■ Task item
Scan the records for lines with the word "background", and copy every such line.

■ Records shown

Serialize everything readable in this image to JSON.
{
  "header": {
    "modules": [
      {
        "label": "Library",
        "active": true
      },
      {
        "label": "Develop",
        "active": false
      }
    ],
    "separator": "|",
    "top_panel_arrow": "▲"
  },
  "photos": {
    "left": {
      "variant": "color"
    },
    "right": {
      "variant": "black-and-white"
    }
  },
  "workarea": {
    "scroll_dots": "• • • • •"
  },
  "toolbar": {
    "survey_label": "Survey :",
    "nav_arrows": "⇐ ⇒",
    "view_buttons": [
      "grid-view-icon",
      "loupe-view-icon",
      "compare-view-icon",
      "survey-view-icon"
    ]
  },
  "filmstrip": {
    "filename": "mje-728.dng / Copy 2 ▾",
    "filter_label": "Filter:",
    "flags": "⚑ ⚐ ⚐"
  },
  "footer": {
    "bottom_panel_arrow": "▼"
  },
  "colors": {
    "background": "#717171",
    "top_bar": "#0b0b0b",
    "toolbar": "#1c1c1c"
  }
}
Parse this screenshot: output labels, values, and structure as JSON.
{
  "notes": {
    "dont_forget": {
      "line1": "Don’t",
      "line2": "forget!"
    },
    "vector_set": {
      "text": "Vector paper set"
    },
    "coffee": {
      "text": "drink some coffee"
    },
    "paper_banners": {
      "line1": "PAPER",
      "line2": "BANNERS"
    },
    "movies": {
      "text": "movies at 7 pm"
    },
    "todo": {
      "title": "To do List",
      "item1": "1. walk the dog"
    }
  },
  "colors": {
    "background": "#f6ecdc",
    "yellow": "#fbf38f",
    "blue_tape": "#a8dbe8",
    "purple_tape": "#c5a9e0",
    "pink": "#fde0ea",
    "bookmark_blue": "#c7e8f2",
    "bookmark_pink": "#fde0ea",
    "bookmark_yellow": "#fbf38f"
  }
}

■ Finished exercise
    "background": "#717171",
    "background": "#f6ecdc",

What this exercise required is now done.